Geoffrey Robertson’s latest returns our attention to one of the most important arguments within the world of art and culture: who owns objects of the past?
“It is not enough to hear about justice, justice must be done,” writes Alison Whittaker in this piece for The Conversation.
Photo essay on Ambrym Island’s annual Yam and Magic Ceremony and the dance that goes along with it.
Sarah Yeung reflects on the Quantum Words festival, investigating the ways in which science and language interact through colonial discourse and Indigenous knowledges.
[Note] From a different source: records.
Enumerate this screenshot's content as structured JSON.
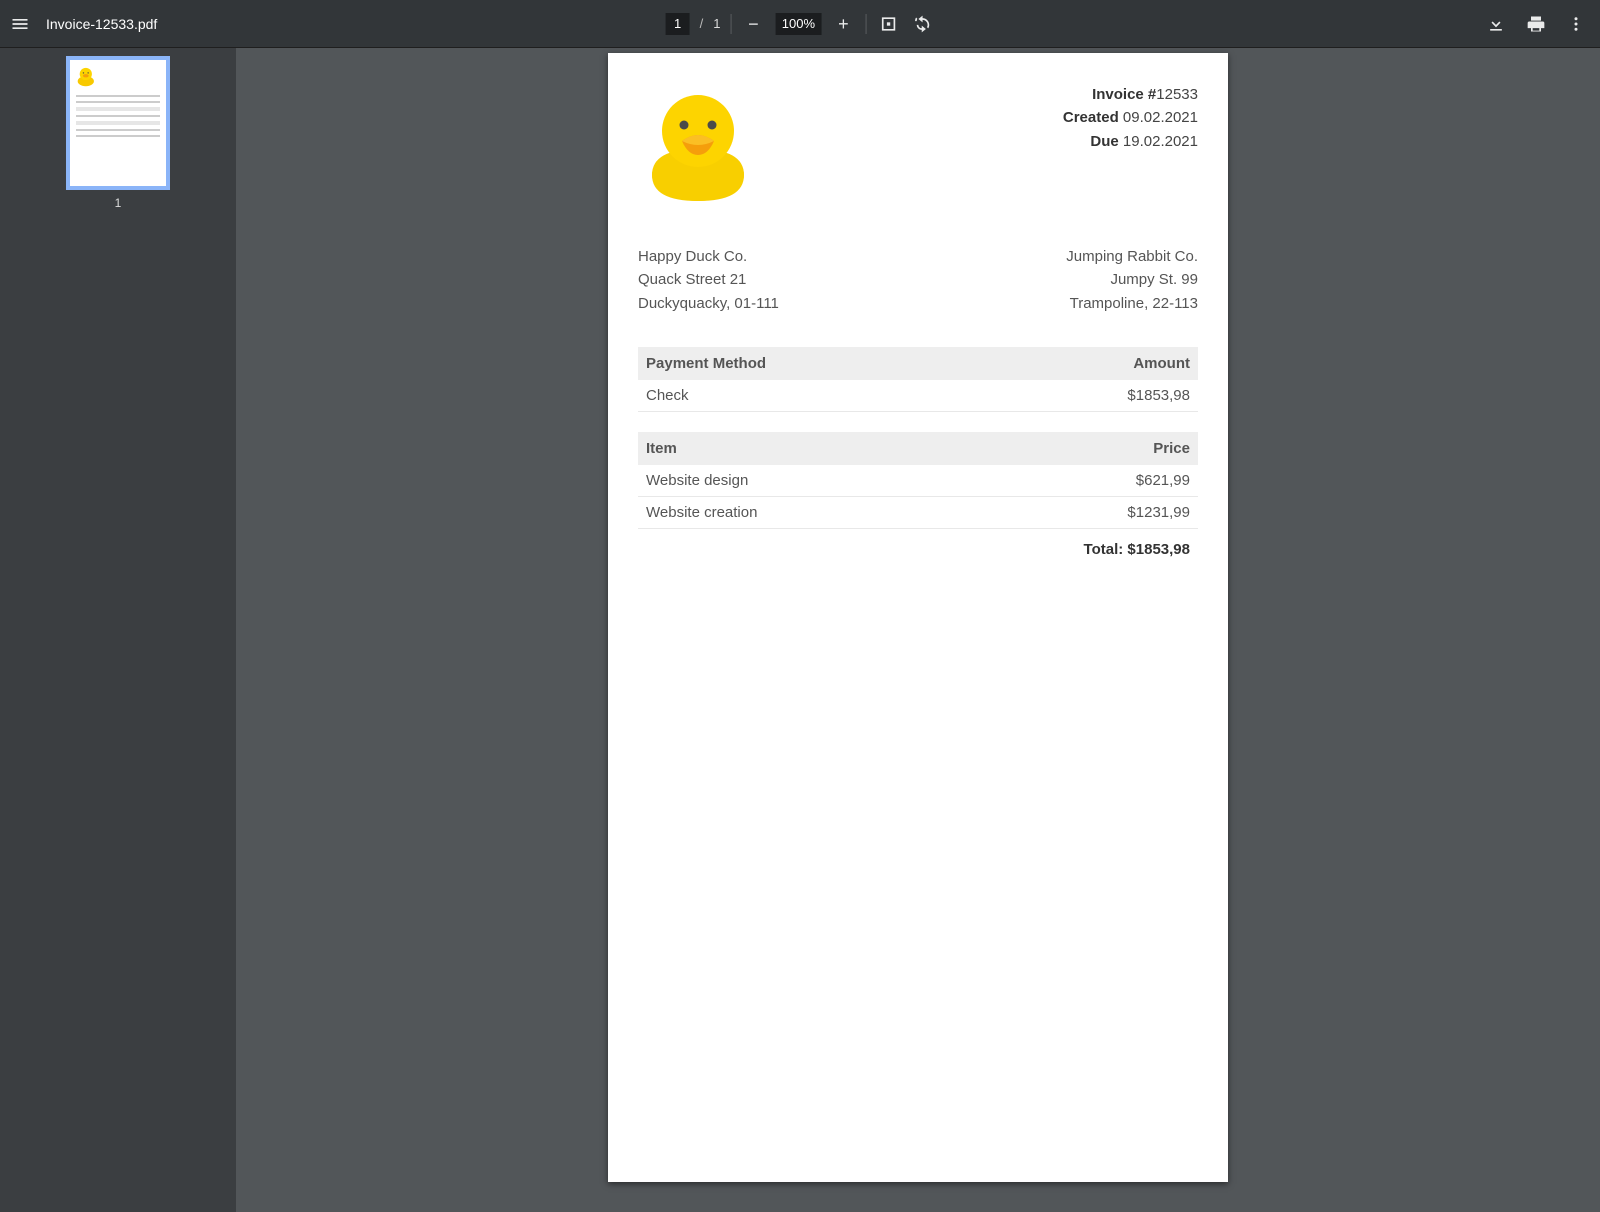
{
  "toolbar": {
    "filename": "Invoice-12533.pdf",
    "current_page": "1",
    "page_sep": "/",
    "total_pages": "1",
    "zoom": "100%"
  },
  "sidebar": {
    "thumb_label": "1"
  },
  "invoice": {
    "meta": {
      "invoice_label": "Invoice #",
      "invoice_no": "12533",
      "created_label": "Created",
      "created_date": "09.02.2021",
      "due_label": "Due",
      "due_date": "19.02.2021"
    },
    "from": {
      "name": "Happy Duck Co.",
      "street": "Quack Street 21",
      "city": "Duckyquacky, 01-111"
    },
    "to": {
      "name": "Jumping Rabbit Co.",
      "street": "Jumpy St. 99",
      "city": "Trampoline, 22-113"
    },
    "payment_table": {
      "h1": "Payment Method",
      "h2": "Amount",
      "row_method": "Check",
      "row_amount": "$1853,98"
    },
    "items_table": {
      "h1": "Item",
      "h2": "Price",
      "rows": [
        {
          "item": "Website design",
          "price": "$621,99"
        },
        {
          "item": "Website creation",
          "price": "$1231,99"
        }
      ]
    },
    "total_label": "Total:",
    "total_value": "$1853,98"
  }
}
In light of the voluntary assisted dying bill currently before the Western Australian parliament, Janelle Koh considers voluntary assisted dying from a critical rights perspective, and queries whether a right to a good death may operate with unequal effect upon minority populations.
Sharen Bart speaks to award-winning Noongar writer and scholar Kim Scott about Indigenous trauma, cultural recovery and what it means to be sustained by a pre-colonial heritage.
Tony Birch’s newest book is an insight into how the laws initiating and perpetuating the Stolen Generations affected families and towns in rural Australia.
Danish Khan considers the differences between the teaching of indigenous history in Australia and in Pakistan.
Jacqueline Peel and Hari M. Osofsky explore whether communities vulnerable to the severe threats of climate change can claim their human rights have been breached.
Janelle Koh speaks with Elizabeth Kuiper about her new novel, Little Stones, and its’ portrayal of Zimbabwe’s complicated inheritance – Robert Mugabe’s legacy.
Bidjara Dreaming is a poem based off true stories handed down to Leroy Wilson from his grandfather and great-grandmother from the Bidjara country